Susquehanna says Under Armour’s shoe business is stumbling, with the exception of the Project Rock merchandise, which is tied to its partnership with Hollywood superstar Dwayne Johnson. Under Armour is expanding distribution to retailers like DSW, a Designer Brands Inc. DBI, +3.11%   retailer, and Kohl’s KSS, +1.99%  , but analysts aren’t sure whether it will give the needed jolt.

“Those moderate retailers are unlikely to jump on the Under Armour footwear bandwagon because there are no indications Under Armour footwear will perform better than the product it will need to replace from Nike, Adidas, Puma, Vans, Skechers and so on,” Susquehanna said.
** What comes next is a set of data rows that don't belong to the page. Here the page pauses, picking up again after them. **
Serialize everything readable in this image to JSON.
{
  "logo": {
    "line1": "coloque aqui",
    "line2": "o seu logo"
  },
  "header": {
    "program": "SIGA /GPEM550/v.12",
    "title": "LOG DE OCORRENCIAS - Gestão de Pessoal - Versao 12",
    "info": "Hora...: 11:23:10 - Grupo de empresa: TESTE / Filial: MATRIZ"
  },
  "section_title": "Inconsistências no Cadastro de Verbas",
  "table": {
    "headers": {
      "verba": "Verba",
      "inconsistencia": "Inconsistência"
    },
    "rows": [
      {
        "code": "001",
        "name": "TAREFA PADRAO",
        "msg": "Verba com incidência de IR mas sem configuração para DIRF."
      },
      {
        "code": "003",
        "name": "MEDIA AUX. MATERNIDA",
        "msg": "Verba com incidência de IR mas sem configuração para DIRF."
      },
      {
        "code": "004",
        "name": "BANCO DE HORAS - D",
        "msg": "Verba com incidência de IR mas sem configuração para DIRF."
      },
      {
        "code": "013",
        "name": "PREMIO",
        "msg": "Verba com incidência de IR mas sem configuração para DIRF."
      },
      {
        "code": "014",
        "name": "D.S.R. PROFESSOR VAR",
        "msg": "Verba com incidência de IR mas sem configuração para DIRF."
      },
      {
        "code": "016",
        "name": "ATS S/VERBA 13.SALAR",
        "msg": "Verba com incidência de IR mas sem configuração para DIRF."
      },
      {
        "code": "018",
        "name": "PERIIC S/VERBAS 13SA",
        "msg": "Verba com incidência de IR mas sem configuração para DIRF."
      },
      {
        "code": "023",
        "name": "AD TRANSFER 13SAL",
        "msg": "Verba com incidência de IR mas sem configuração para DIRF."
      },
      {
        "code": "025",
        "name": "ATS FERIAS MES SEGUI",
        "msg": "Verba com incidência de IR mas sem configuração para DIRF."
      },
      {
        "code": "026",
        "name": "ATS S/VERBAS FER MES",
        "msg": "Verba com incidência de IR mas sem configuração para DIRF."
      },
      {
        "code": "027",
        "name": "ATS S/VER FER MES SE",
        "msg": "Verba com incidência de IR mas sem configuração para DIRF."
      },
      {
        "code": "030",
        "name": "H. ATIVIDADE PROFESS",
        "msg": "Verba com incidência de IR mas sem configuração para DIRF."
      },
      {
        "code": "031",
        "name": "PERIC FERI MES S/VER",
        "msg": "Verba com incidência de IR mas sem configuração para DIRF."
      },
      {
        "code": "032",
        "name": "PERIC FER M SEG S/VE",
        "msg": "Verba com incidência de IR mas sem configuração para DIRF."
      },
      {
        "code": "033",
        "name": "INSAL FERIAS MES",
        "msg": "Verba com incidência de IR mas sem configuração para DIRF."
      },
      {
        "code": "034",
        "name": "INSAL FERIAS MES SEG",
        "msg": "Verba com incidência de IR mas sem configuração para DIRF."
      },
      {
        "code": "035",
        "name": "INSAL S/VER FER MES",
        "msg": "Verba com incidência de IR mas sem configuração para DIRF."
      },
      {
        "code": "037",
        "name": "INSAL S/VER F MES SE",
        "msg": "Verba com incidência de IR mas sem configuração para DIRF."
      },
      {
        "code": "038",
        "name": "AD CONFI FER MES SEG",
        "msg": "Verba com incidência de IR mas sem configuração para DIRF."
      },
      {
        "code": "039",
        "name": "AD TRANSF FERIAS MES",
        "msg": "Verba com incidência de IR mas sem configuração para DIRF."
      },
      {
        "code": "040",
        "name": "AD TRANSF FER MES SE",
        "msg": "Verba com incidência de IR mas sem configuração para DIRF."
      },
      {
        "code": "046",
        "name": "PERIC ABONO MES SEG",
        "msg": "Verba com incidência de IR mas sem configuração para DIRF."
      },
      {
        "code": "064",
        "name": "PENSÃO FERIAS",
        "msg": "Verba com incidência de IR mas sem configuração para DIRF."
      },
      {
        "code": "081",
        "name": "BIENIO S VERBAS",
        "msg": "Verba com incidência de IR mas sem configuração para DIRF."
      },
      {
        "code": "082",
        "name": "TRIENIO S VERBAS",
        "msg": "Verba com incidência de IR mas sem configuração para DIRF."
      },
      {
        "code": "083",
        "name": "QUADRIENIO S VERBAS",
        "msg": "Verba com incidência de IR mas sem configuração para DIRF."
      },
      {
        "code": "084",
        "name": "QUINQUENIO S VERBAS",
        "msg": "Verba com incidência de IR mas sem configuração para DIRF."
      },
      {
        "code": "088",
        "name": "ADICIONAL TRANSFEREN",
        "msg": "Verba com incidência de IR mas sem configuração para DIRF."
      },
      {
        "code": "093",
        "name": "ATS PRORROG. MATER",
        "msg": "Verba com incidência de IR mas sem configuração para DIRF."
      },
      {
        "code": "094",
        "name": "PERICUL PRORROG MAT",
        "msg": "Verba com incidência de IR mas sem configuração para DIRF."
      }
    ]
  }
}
“Further, Under Armour reportedly has some pretty big asks of those moderate retailers in order for them to get the footwear.”

Susquehanna rates Under Armour stock negative with a $14 price target.

“The bottom line, despite operational improvements, the Under Armour brand image continues to lose its luster in our view,” Susquehnna said. “The obsessive focus on performance products limits the consumer base, as most sneakers and sports apparel are worn for comfort and style not for the actual intended use.”

Under Armour is scheduled to report third-quarter earnings on Nov. 4.